For an update on information found out by Jan 2014, click here.
Mystery Solved information here.

Saturday 19 October 2013

Quiz Answers

Answers to the bird quiz taken from the Orcadian dated 3rd April 1975. As you can see, 48 bird names were concealed within the letter. How many did you manage?

Friday 18 October 2013

A Friday Quiz

Even we could manage this one, so there is no excuse... It was found amongst some old glass negatives in the photo archive.

Answers shall be posted tomorrow. If you fancy having a go then the prize is an Encyclopedia Britannica pencil (unused).

Friday 11 October 2013

Orcadian Remedies

Man, it IS cold and we all HAVE colds. Autumn Schmautumn.

We had been feeling very sorry for ourselves as we downed cold and flu remedies and stocked up on tissues until we read this list of old Orcadian remedies from the Ernest Walker Marwick collection which is stuffed with local lore and legend.

For earache they used limpet juice! For sore eyes, try pee! Roast up some mice when your loved one develops whooping cough!

The most hilarious remedy by far is for warts. You were supposed to secretly rub your warts against the clothes of an acquaintance whose spouse had been unfaithful. This must have been so awkward:

CUCKOLDED WOMAN: "What are you doing?"

WARTY WOMAN: "Nothing."

CUCKOLDED WOMAN: "Are you rubbing your arm on me? Are those... warts?...

Saturday 5 October 2013

Clootie Dumpling Week

We have blogged before about our overwhelming love for The Great British Bake Off and it was, let's be honest, completely irrelevant to the archive. We just loved it. (We were early adopters! First Series!) But, imagine our joy when pastry week rolled round and the historical section concentrated upon the Clootie Dumpling.

The show may have gone to the isle of Mull to find out more, but the Clootie Dumpling is very well known in Orkney as these recipes taken from our Orkney Room collection will testify.


( Birsay S.W.R.I's version, 1979).


(Deerness S.W.R.I's version, no date).

( Taken from 'Favourite Recipes - Sandwick W.R.I. 1976).

(Orkney Hospitals' Recipe Book, 1984).

As you can see, the ingredients vary from Parish to Parish and kitchen to kitchen, but all end with the spiced and fruited dough being boiled in a scalded cloth or 'cloot' which has been generously coated with flour.

It made us laugh that it was deemed necessary to include four recipes from the two hospital kitchens which contributed.
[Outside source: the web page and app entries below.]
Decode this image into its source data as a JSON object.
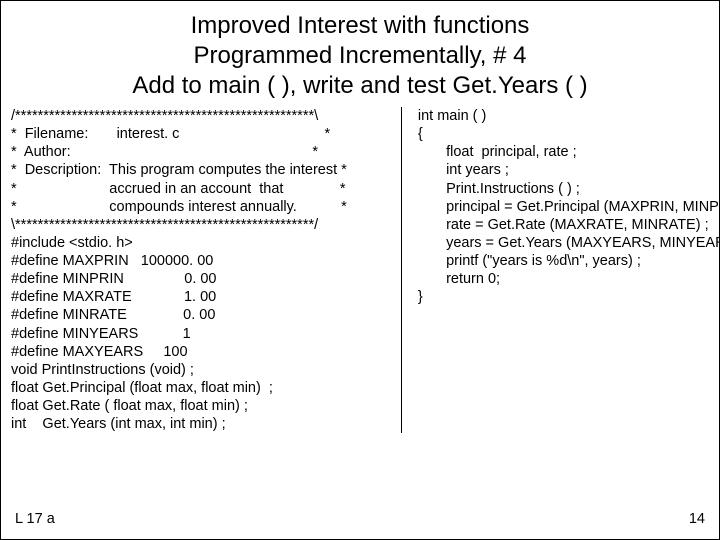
{
  "title": {
    "line1": "Improved Interest  with functions",
    "line2": "Programmed Incrementally, # 4",
    "line3": "Add to main ( ), write and test Get.Years ( )"
  },
  "left_code": "/*****************************************************\\\n*  Filename:       interest. c                                    *\n*  Author:                                                            *\n*  Description:  This program computes the interest *\n*                       accrued in an account  that              *\n*                       compounds interest annually.           *\n\\*****************************************************/\n#include <stdio. h>\n#define MAXPRIN   100000. 00\n#define MINPRIN               0. 00\n#define MAXRATE             1. 00\n#define MINRATE              0. 00\n#define MINYEARS           1\n#define MAXYEARS     100\nvoid PrintInstructions (void) ;\nfloat Get.Principal (float max, float min)  ;\nfloat Get.Rate ( float max, float min) ;\nint    Get.Years (int max, int min) ;",
  "right_code": "int main ( )\n{\n       float  principal, rate ;\n       int years ;\n       Print.Instructions ( ) ;\n       principal = Get.Principal (MAXPRIN, MINPRIN) ;\n       rate = Get.Rate (MAXRATE, MINRATE) ;\n       years = Get.Years (MAXYEARS, MINYEARS) ;\n       printf (\"years is %d\\n\", years) ;\n       return 0;\n}",
  "footer": {
    "left": "L 17 a",
    "right": "14"
  }
}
They obviously just could not decide which one was the best. Picture the scene:

Chef #1: "We cannat hae a recipe book withoot clootie damplin' in!".
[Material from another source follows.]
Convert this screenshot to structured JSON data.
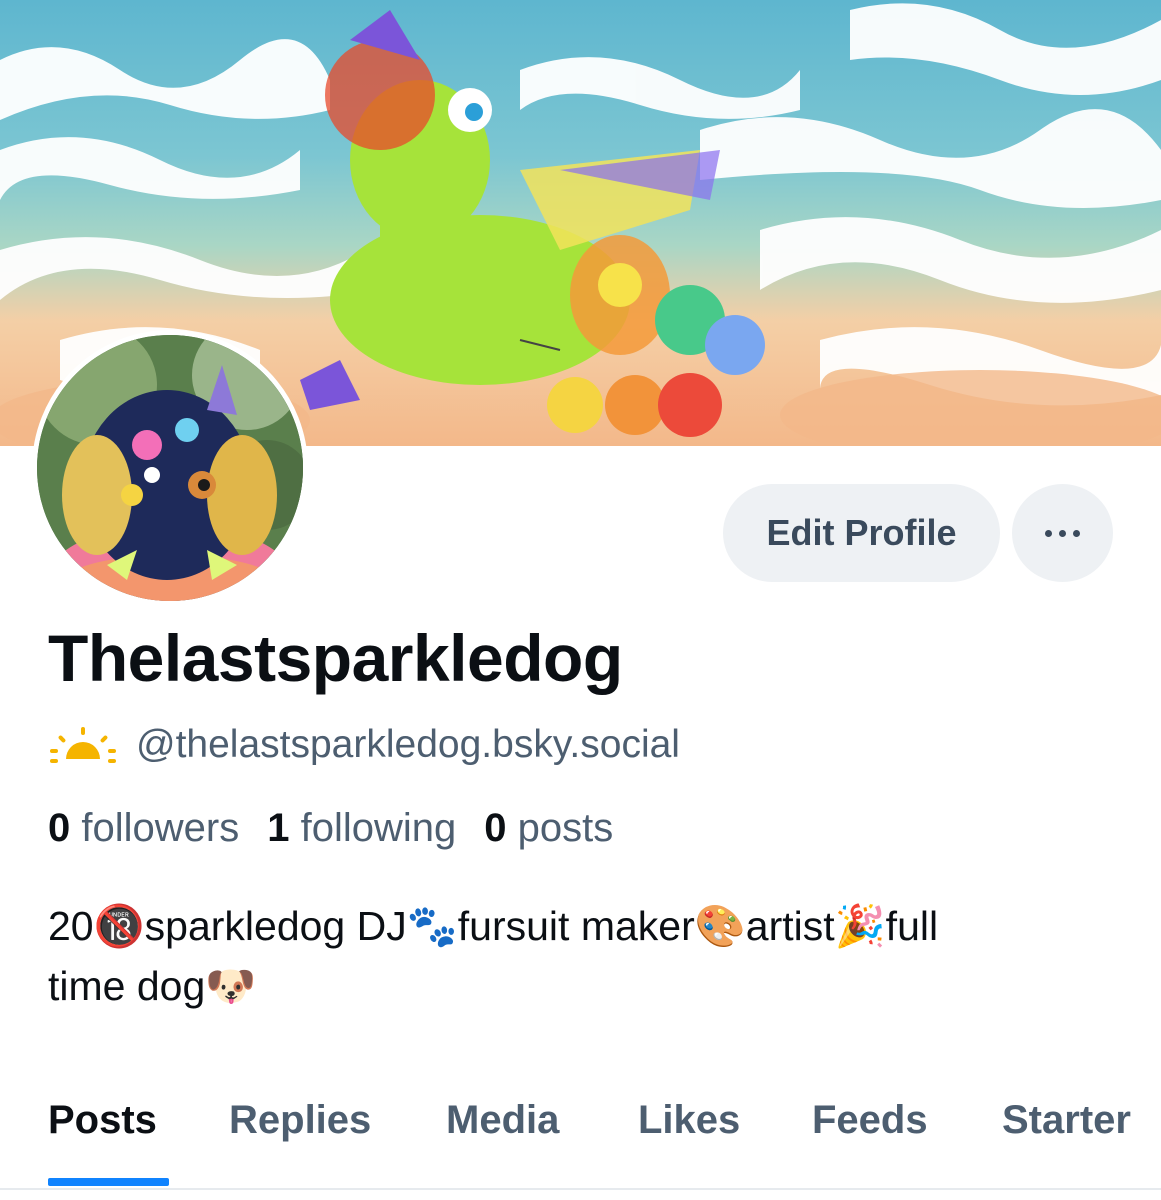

Chefs #2,#3 and #4: "No indeed!".

Chef#1:(licking pencil) "Noo. To begin, tak 4 oonces o' margarine...".

Chefs#2, #3 and #4: "WHAAT!!!!!???????".

Friday 4 October 2013

More Moberg!

Did the Gunnie Moberg open day leave you thirsty for more? Then you are in luck. A new micro exhibition of three of Gunnie Moberg's prints plus complementary material from the archive is now on display in the library.

See here for more.

3 STONE CIRCLES. Orkney Library and Archive, Kirkwall 1-31 October 2013

Sunday 15 September 2013

Winter Is Coming...


The Orkney County Show is a wonderful thing. Taking place at the beginning of August each year, it is usually a balmy delight of farmyard animals, fairground rides, stalls brimming with local produce and, most importantly, home bakes. Yet there is always a cold shadow to be felt behind the warm joys of craft tents, crab - meat baps, 'refreshed' teenagers and wee lasses on their be-ribboned ponies..

If you listen closely enough you can hear the whispers: 'County Show... then winter!'.

"Rubbish" You think to yourself every single year as you eat your third ice-cream and decide which of the roosters looks most psychopathic. "There's at least six weeks left of Summer time. My washing's out and everything. I'm only wearing one fleece for Pete's sake!".

And yet every year the old wives are proven right. The day after County show always has a nip in the air and a distinctly autumnal smell. It is September now and the sunny show season is but a distant memory.

Winter is coming...

Bagsy we're Ned Stark.